The story joins a string of other faux pas concerning transgender issues. Recently, transgender activist and writer Janet Mock’s legitimacy as a woman was questioned by Piers Morgan on CNN. There was also Katie Couric’s interview with model Carmen Carrera and actress Laverne Cox, in which the talk show host overstepped personal boundaries and questioned her guests about their genitalia. Even MTV had to issue an apology after airing a “Jersey Shore” episode that the Gay and Lesbian Alliance Against Defamation (GLAAD) called “one of the most blatantly transphobic scenes aired anywhere on television in the last few years.”
In an email to MTV Act today, GLAAD spokesperson Rich Ferraro responded to the sensationalism with the following statement: “Like many viewers and readers, we’ve been troubled by an upswing in recent tabloid coverage that has skirted or gone over the line of exploiting transgender issues. Regardless of the person, or the veracity of the story, the process of someone privately realizing their own identity is something that should be respected, not treated as inherently shameful or bizarre.”
You see sensationalized celebrity headlines at grocery store checkout lanes, at the doctor’s office and newsstands everywhere. Stars and subjects of the cover page’s bold, neon lettering have mostly learned to brush it off (sometimes with a lawsuit). But when it comes to coverage on transgender issues, with the way current headlines are going, we need not stand by as readers and viewers and take it all in.
Janet Mock, in her new memoir Redefining Realness, said it best: “The media’s insatiable appetite for transsexual women’s bodies contributes to the systematic othering of trans women as modern-day freak shows, portrayals that validate and feed society’s dismissal and dehumanization of trans women.”

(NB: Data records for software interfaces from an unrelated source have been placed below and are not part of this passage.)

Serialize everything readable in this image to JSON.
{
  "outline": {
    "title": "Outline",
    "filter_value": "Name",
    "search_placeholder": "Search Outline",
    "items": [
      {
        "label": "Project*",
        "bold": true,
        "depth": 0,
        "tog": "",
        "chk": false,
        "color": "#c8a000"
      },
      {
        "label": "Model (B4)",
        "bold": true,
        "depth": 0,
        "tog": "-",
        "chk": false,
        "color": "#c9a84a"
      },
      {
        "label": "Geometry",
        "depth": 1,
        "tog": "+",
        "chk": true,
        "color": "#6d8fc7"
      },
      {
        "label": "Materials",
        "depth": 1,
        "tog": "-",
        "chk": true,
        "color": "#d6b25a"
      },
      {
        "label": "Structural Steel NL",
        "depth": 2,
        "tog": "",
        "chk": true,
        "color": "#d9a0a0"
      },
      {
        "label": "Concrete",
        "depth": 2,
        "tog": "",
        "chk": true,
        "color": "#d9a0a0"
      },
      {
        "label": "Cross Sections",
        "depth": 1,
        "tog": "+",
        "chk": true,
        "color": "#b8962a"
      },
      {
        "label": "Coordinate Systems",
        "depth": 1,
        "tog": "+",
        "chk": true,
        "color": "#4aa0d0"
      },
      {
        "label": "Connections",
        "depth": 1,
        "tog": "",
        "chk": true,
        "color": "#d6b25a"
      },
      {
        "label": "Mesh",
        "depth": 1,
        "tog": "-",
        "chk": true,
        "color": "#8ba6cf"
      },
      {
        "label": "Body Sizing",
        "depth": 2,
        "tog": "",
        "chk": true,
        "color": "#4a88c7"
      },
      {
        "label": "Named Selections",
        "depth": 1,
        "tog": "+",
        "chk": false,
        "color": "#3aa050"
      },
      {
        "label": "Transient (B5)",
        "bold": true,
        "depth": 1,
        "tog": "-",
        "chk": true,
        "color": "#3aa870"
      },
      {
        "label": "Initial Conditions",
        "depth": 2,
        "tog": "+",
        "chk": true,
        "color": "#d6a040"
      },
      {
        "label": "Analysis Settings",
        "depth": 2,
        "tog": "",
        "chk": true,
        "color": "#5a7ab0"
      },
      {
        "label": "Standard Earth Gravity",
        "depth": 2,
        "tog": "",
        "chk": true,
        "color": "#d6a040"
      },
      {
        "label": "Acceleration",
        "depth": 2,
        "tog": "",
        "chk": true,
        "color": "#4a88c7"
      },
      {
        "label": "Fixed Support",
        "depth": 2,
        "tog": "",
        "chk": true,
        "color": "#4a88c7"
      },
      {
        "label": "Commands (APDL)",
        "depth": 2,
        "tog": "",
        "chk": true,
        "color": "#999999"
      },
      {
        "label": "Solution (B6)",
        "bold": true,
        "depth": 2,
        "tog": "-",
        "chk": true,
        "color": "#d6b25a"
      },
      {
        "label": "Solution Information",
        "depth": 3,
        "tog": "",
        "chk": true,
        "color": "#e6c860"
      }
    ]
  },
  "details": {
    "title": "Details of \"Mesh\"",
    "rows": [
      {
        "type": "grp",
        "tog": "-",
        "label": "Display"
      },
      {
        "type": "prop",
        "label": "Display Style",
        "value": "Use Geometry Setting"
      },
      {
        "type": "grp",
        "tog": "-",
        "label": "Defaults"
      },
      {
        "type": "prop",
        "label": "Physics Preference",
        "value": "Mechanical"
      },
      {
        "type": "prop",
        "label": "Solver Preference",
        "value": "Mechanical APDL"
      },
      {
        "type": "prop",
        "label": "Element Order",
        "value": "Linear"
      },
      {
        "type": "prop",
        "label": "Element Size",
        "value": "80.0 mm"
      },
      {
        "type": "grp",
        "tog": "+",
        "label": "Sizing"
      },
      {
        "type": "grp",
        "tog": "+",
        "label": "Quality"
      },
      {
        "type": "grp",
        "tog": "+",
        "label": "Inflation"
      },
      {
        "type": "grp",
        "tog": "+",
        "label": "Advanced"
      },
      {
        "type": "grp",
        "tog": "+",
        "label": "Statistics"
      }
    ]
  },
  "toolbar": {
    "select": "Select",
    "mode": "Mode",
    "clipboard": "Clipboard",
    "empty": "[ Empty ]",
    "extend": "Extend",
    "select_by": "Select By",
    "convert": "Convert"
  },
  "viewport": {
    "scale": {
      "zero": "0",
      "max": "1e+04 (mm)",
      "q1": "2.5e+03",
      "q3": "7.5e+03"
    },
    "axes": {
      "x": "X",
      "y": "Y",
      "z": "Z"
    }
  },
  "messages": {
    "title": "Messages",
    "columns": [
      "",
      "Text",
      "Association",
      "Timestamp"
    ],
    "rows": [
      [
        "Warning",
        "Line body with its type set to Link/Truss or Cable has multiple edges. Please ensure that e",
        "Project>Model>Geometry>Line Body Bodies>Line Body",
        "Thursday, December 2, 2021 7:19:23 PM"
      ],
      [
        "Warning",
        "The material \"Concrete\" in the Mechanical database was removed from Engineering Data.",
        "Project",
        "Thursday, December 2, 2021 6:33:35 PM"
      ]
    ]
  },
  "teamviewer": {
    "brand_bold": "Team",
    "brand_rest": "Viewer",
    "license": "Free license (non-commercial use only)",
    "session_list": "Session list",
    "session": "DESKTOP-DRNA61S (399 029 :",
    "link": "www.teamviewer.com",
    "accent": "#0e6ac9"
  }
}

Let’s change that. Let’s all take a step back, hold those thoughts and take some time to understand our brave brothers and sisters fighting really hard to redefine realness. We can all do better — MTV and myself included.
Photos: (US Weekly)
What does 'transgender' mean? Learn more about the transgender community on GLAAD's resource page.
Support transgender rights with the National Center for Transgender Equality.